Your objective:
Reproduce the whole listing below without its pictures, exactly as written.

##### The data

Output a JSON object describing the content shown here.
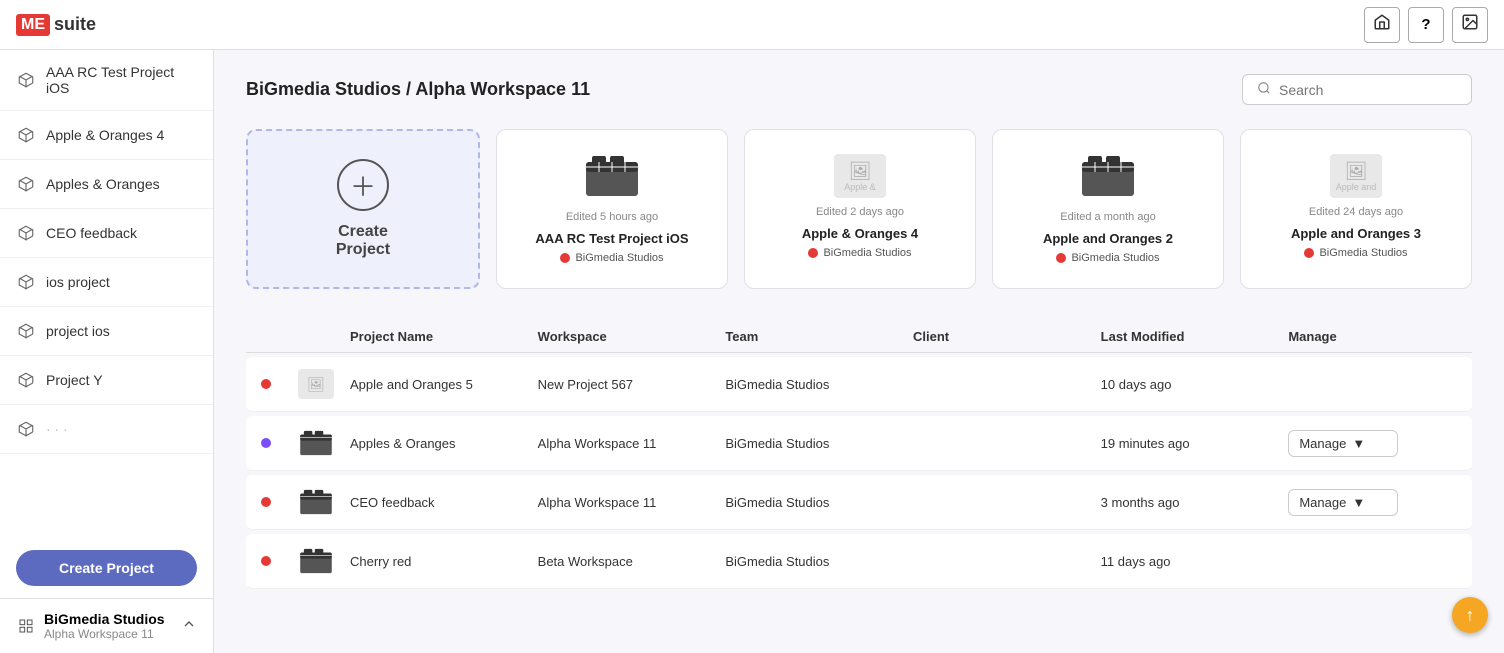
{
  "app": {
    "logo_me": "ME",
    "logo_suite": "suite"
  },
  "topbar": {
    "home_icon": "🏠",
    "help_icon": "?",
    "image_icon": "🖼"
  },
  "sidebar": {
    "items": [
      {
        "id": "aaa-rc",
        "label": "AAA RC Test Project iOS",
        "icon_type": "cube"
      },
      {
        "id": "apple-oranges-4",
        "label": "Apple & Oranges 4",
        "icon_type": "cube"
      },
      {
        "id": "apples-oranges",
        "label": "Apples & Oranges",
        "icon_type": "cube"
      },
      {
        "id": "ceo-feedback",
        "label": "CEO feedback",
        "icon_type": "cube"
      },
      {
        "id": "ios-project",
        "label": "ios project",
        "icon_type": "cube"
      },
      {
        "id": "project-ios",
        "label": "project ios",
        "icon_type": "cube"
      },
      {
        "id": "project-y",
        "label": "Project Y",
        "icon_type": "cube"
      },
      {
        "id": "project-more",
        "label": "...",
        "icon_type": "cube"
      }
    ],
    "create_button": "Create Project",
    "footer": {
      "title": "BiGmedia Studios",
      "subtitle": "Alpha Workspace 11"
    }
  },
  "header": {
    "breadcrumb": "BiGmedia Studios / Alpha Workspace 11",
    "search_placeholder": "Search"
  },
  "cards": [
    {
      "id": "create",
      "type": "create",
      "label1": "Create",
      "label2": "Project"
    },
    {
      "id": "aaa-rc",
      "type": "project",
      "title": "AAA RC Test Project iOS",
      "team": "BiGmedia Studios",
      "edited": "Edited 5 hours ago",
      "dot": "red",
      "img_type": "clapper"
    },
    {
      "id": "apple-oranges-4",
      "type": "project",
      "title": "Apple & Oranges 4",
      "team": "BiGmedia Studios",
      "edited": "Edited 2 days ago",
      "dot": "red",
      "img_type": "broken"
    },
    {
      "id": "apple-oranges-2",
      "type": "project",
      "title": "Apple and Oranges 2",
      "team": "BiGmedia Studios",
      "edited": "Edited a month ago",
      "dot": "red",
      "img_type": "clapper"
    },
    {
      "id": "apple-oranges-3",
      "type": "project",
      "title": "Apple and Oranges 3",
      "team": "BiGmedia Studios",
      "edited": "Edited 24 days ago",
      "dot": "red",
      "img_type": "broken"
    }
  ],
  "table": {
    "columns": [
      "",
      "",
      "Project Name",
      "Workspace",
      "Team",
      "Client",
      "Last Modified",
      "Manage"
    ],
    "rows": [
      {
        "id": "row-apple-5",
        "dot": "red",
        "img_type": "broken",
        "project_name": "Apple and Oranges 5",
        "workspace": "New Project 567",
        "team": "BiGmedia Studios",
        "client": "",
        "last_modified": "10 days ago",
        "manage": false
      },
      {
        "id": "row-apples-oranges",
        "dot": "purple",
        "img_type": "clapper",
        "project_name": "Apples & Oranges",
        "workspace": "Alpha Workspace 11",
        "team": "BiGmedia Studios",
        "client": "",
        "last_modified": "19 minutes ago",
        "manage": true
      },
      {
        "id": "row-ceo",
        "dot": "red",
        "img_type": "clapper",
        "project_name": "CEO feedback",
        "workspace": "Alpha Workspace 11",
        "team": "BiGmedia Studios",
        "client": "",
        "last_modified": "3 months ago",
        "manage": true
      },
      {
        "id": "row-cherry",
        "dot": "red",
        "img_type": "clapper",
        "project_name": "Cherry red",
        "workspace": "Beta Workspace",
        "team": "BiGmedia Studios",
        "client": "",
        "last_modified": "11 days ago",
        "manage": false
      }
    ],
    "manage_label": "Manage",
    "manage_arrow": "▼"
  }
}
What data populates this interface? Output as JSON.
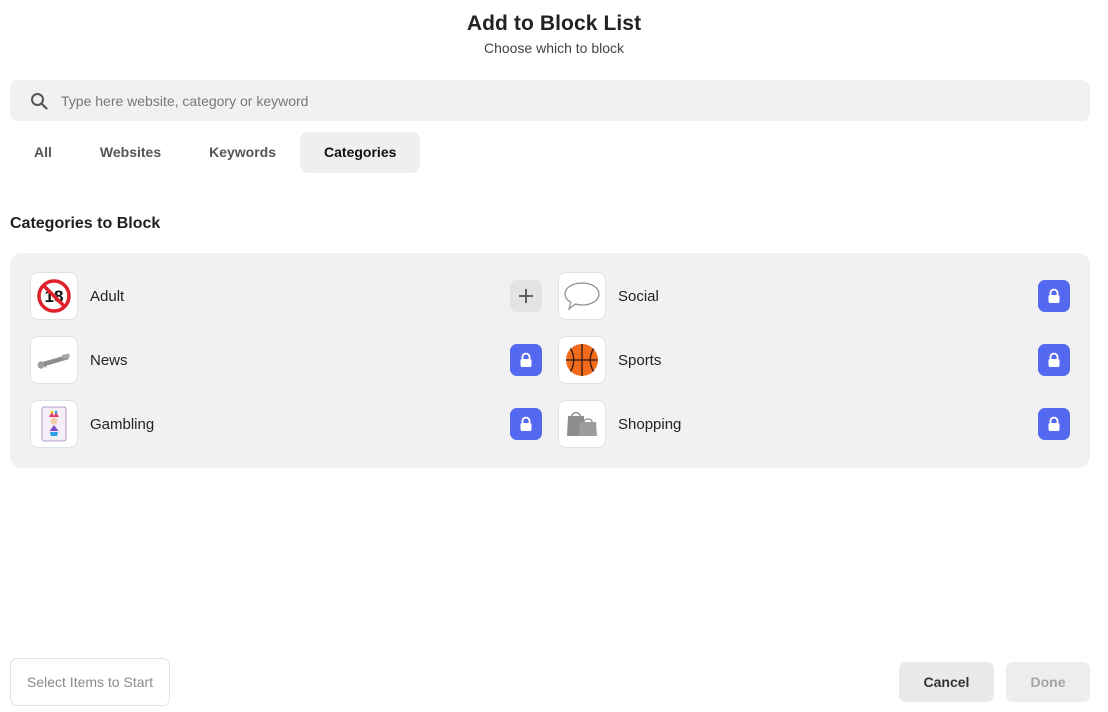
{
  "header": {
    "title": "Add to Block List",
    "subtitle": "Choose which to block"
  },
  "search": {
    "icon": "search-icon",
    "placeholder": "Type here website, category or keyword",
    "value": ""
  },
  "tabs": [
    {
      "label": "All",
      "active": false
    },
    {
      "label": "Websites",
      "active": false
    },
    {
      "label": "Keywords",
      "active": false
    },
    {
      "label": "Categories",
      "active": true
    }
  ],
  "section": {
    "title": "Categories to Block"
  },
  "categories": [
    {
      "label": "Adult",
      "icon": "no-under-18-icon",
      "action": "add"
    },
    {
      "label": "Social",
      "icon": "speech-bubble-icon",
      "action": "locked"
    },
    {
      "label": "News",
      "icon": "rolled-newspaper-icon",
      "action": "locked"
    },
    {
      "label": "Sports",
      "icon": "basketball-icon",
      "action": "locked"
    },
    {
      "label": "Gambling",
      "icon": "joker-card-icon",
      "action": "locked"
    },
    {
      "label": "Shopping",
      "icon": "shopping-bags-icon",
      "action": "locked"
    }
  ],
  "footer": {
    "status": "Select Items to Start",
    "cancel_label": "Cancel",
    "done_label": "Done"
  },
  "colors": {
    "accent": "#5468f0",
    "panel_bg": "#f1f1f1",
    "done_disabled_text": "#a4a4a4"
  }
}
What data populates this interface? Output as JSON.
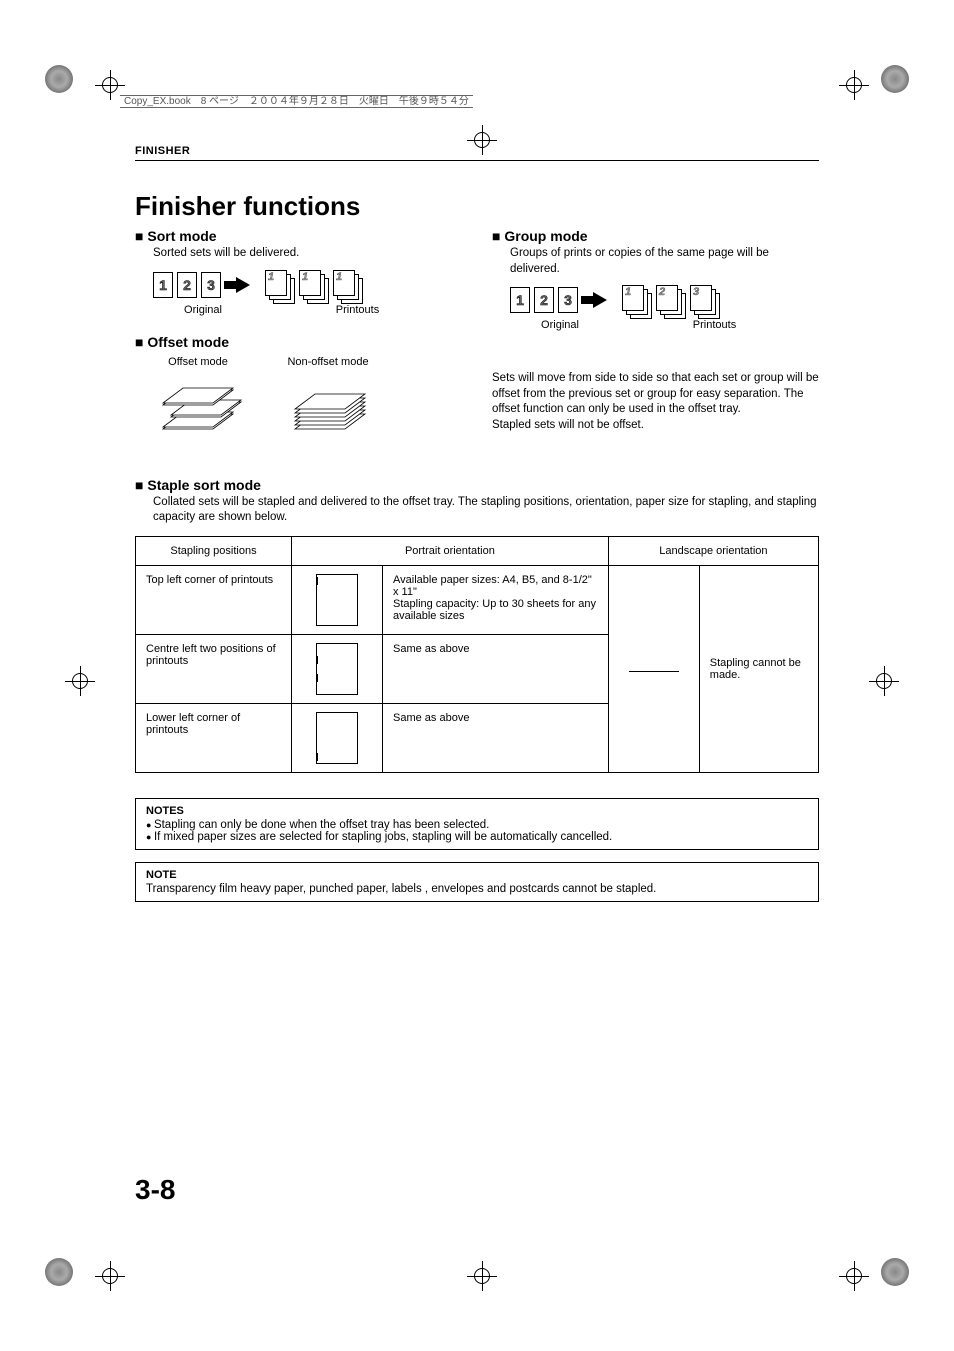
{
  "header_line": "Copy_EX.book　8 ページ　２００４年９月２８日　火曜日　午後９時５４分",
  "section": "FINISHER",
  "title": "Finisher functions",
  "sort": {
    "head": "Sort mode",
    "desc": "Sorted sets will be delivered.",
    "orig_label": "Original",
    "print_label": "Printouts"
  },
  "group": {
    "head": "Group mode",
    "desc": "Groups of prints or copies of the same page will be delivered.",
    "orig_label": "Original",
    "print_label": "Printouts"
  },
  "offset": {
    "head": "Offset mode",
    "offset_label": "Offset mode",
    "nonoffset_label": "Non-offset mode",
    "para": "Sets will move from side to side so that each set or group will be offset from the previous set or group for easy separation. The offset function can only be used in the offset tray.\nStapled sets will not be offset."
  },
  "staple": {
    "head": "Staple sort mode",
    "intro": "Collated sets will be stapled and delivered to the offset tray. The stapling positions, orientation, paper size for stapling, and stapling capacity are shown below.",
    "th_positions": "Stapling positions",
    "th_portrait": "Portrait orientation",
    "th_landscape": "Landscape orientation",
    "rows": [
      {
        "pos": "Top left corner of printouts",
        "portrait_text": "Available paper sizes: A4, B5, and 8-1/2\" x 11\"\nStapling capacity: Up to 30 sheets for any available sizes"
      },
      {
        "pos": "Centre left two positions of printouts",
        "portrait_text": "Same as above"
      },
      {
        "pos": "Lower left corner of printouts",
        "portrait_text": "Same as above"
      }
    ],
    "landscape_text": "Stapling cannot be made."
  },
  "notes1": {
    "title": "NOTES",
    "lines": [
      "Stapling can only be done when the offset tray has been selected.",
      "If mixed paper sizes are selected for stapling jobs, stapling will be automatically cancelled."
    ]
  },
  "notes2": {
    "title": "NOTE",
    "line": "Transparency film heavy paper, punched paper, labels , envelopes and postcards cannot be stapled."
  },
  "page_number": "3-8"
}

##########

Exercise result:
Output a JSON object describing the content shown here.
{
  "app": {
    "logo_me": "ME",
    "logo_suite": "suite"
  },
  "topbar": {
    "home_icon": "🏠",
    "help_icon": "?",
    "image_icon": "🖼"
  },
  "sidebar": {
    "items": [
      {
        "id": "aaa-rc",
        "label": "AAA RC Test Project iOS",
        "icon_type": "cube"
      },
      {
        "id": "apple-oranges-4",
        "label": "Apple & Oranges 4",
        "icon_type": "cube"
      },
      {
        "id": "apples-oranges",
        "label": "Apples & Oranges",
        "icon_type": "cube"
      },
      {
        "id": "ceo-feedback",
        "label": "CEO feedback",
        "icon_type": "cube"
      },
      {
        "id": "ios-project",
        "label": "ios project",
        "icon_type": "cube"
      },
      {
        "id": "project-ios",
        "label": "project ios",
        "icon_type": "cube"
      },
      {
        "id": "project-y",
        "label": "Project Y",
        "icon_type": "cube"
      },
      {
        "id": "project-more",
        "label": "...",
        "icon_type": "cube"
      }
    ],
    "create_button": "Create Project",
    "footer": {
      "title": "BiGmedia Studios",
      "subtitle": "Alpha Workspace 11"
    }
  },
  "header": {
    "breadcrumb": "BiGmedia Studios / Alpha Workspace 11",
    "search_placeholder": "Search"
  },
  "cards": [
    {
      "id": "create",
      "type": "create",
      "label1": "Create",
      "label2": "Project"
    },
    {
      "id": "aaa-rc",
      "type": "project",
      "title": "AAA RC Test Project iOS",
      "team": "BiGmedia Studios",
      "edited": "Edited 5 hours ago",
      "dot": "red",
      "img_type": "clapper"
    },
    {
      "id": "apple-oranges-4",
      "type": "project",
      "title": "Apple & Oranges 4",
      "team": "BiGmedia Studios",
      "edited": "Edited 2 days ago",
      "dot": "red",
      "img_type": "broken"
    },
    {
      "id": "apple-oranges-2",
      "type": "project",
      "title": "Apple and Oranges 2",
      "team": "BiGmedia Studios",
      "edited": "Edited a month ago",
      "dot": "red",
      "img_type": "clapper"
    },
    {
      "id": "apple-oranges-3",
      "type": "project",
      "title": "Apple and Oranges 3",
      "team": "BiGmedia Studios",
      "edited": "Edited 24 days ago",
      "dot": "red",
      "img_type": "broken"
    }
  ],
  "table": {
    "columns": [
      "",
      "",
      "Project Name",
      "Workspace",
      "Team",
      "Client",
      "Last Modified",
      "Manage"
    ],
    "rows": [
      {
        "id": "row-apple-5",
        "dot": "red",
        "img_type": "broken",
        "project_name": "Apple and Oranges 5",
        "workspace": "New Project 567",
        "team": "BiGmedia Studios",
        "client": "",
        "last_modified": "10 days ago",
        "manage": false
      },
      {
        "id": "row-apples-oranges",
        "dot": "purple",
        "img_type": "clapper",
        "project_name": "Apples & Oranges",
        "workspace": "Alpha Workspace 11",
        "team": "BiGmedia Studios",
        "client": "",
        "last_modified": "19 minutes ago",
        "manage": true
      },
      {
        "id": "row-ceo",
        "dot": "red",
        "img_type": "clapper",
        "project_name": "CEO feedback",
        "workspace": "Alpha Workspace 11",
        "team": "BiGmedia Studios",
        "client": "",
        "last_modified": "3 months ago",
        "manage": true
      },
      {
        "id": "row-cherry",
        "dot": "red",
        "img_type": "clapper",
        "project_name": "Cherry red",
        "workspace": "Beta Workspace",
        "team": "BiGmedia Studios",
        "client": "",
        "last_modified": "11 days ago",
        "manage": false
      }
    ],
    "manage_label": "Manage",
    "manage_arrow": "▼"
  }
}
What data populates this interface? Output as JSON.
{
  "header": {
    "title": "Add to Block List",
    "subtitle": "Choose which to block"
  },
  "search": {
    "icon": "search-icon",
    "placeholder": "Type here website, category or keyword",
    "value": ""
  },
  "tabs": [
    {
      "label": "All",
      "active": false
    },
    {
      "label": "Websites",
      "active": false
    },
    {
      "label": "Keywords",
      "active": false
    },
    {
      "label": "Categories",
      "active": true
    }
  ],
  "section": {
    "title": "Categories to Block"
  },
  "categories": [
    {
      "label": "Adult",
      "icon": "no-under-18-icon",
      "action": "add"
    },
    {
      "label": "Social",
      "icon": "speech-bubble-icon",
      "action": "locked"
    },
    {
      "label": "News",
      "icon": "rolled-newspaper-icon",
      "action": "locked"
    },
    {
      "label": "Sports",
      "icon": "basketball-icon",
      "action": "locked"
    },
    {
      "label": "Gambling",
      "icon": "joker-card-icon",
      "action": "locked"
    },
    {
      "label": "Shopping",
      "icon": "shopping-bags-icon",
      "action": "locked"
    }
  ],
  "footer": {
    "status": "Select Items to Start",
    "cancel_label": "Cancel",
    "done_label": "Done"
  },
  "colors": {
    "accent": "#5468f0",
    "panel_bg": "#f1f1f1",
    "done_disabled_text": "#a4a4a4"
  }
}
What data populates this interface? Output as JSON.
{
  "header_line": "Copy_EX.book　8 ページ　２００４年９月２８日　火曜日　午後９時５４分",
  "section": "FINISHER",
  "title": "Finisher functions",
  "sort": {
    "head": "Sort mode",
    "desc": "Sorted sets will be delivered.",
    "orig_label": "Original",
    "print_label": "Printouts"
  },
  "group": {
    "head": "Group mode",
    "desc": "Groups of prints or copies of the same page will be delivered.",
    "orig_label": "Original",
    "print_label": "Printouts"
  },
  "offset": {
    "head": "Offset mode",
    "offset_label": "Offset mode",
    "nonoffset_label": "Non-offset mode",
    "para": "Sets will move from side to side so that each set or group will be offset from the previous set or group for easy separation. The offset function can only be used in the offset tray.\nStapled sets will not be offset."
  },
  "staple": {
    "head": "Staple sort mode",
    "intro": "Collated sets will be stapled and delivered to the offset tray. The stapling positions, orientation, paper size for stapling, and stapling capacity are shown below.",
    "th_positions": "Stapling positions",
    "th_portrait": "Portrait orientation",
    "th_landscape": "Landscape orientation",
    "rows": [
      {
        "pos": "Top left corner of printouts",
        "portrait_text": "Available paper sizes: A4, B5, and 8-1/2\" x 11\"\nStapling capacity: Up to 30 sheets for any available sizes"
      },
      {
        "pos": "Centre left two positions of printouts",
        "portrait_text": "Same as above"
      },
      {
        "pos": "Lower left corner of printouts",
        "portrait_text": "Same as above"
      }
    ],
    "landscape_text": "Stapling cannot be made."
  },
  "notes1": {
    "title": "NOTES",
    "lines": [
      "Stapling can only be done when the offset tray has been selected.",
      "If mixed paper sizes are selected for stapling jobs, stapling will be automatically cancelled."
    ]
  },
  "notes2": {
    "title": "NOTE",
    "line": "Transparency film heavy paper, punched paper, labels , envelopes and postcards cannot be stapled."
  },
  "page_number": "3-8"
}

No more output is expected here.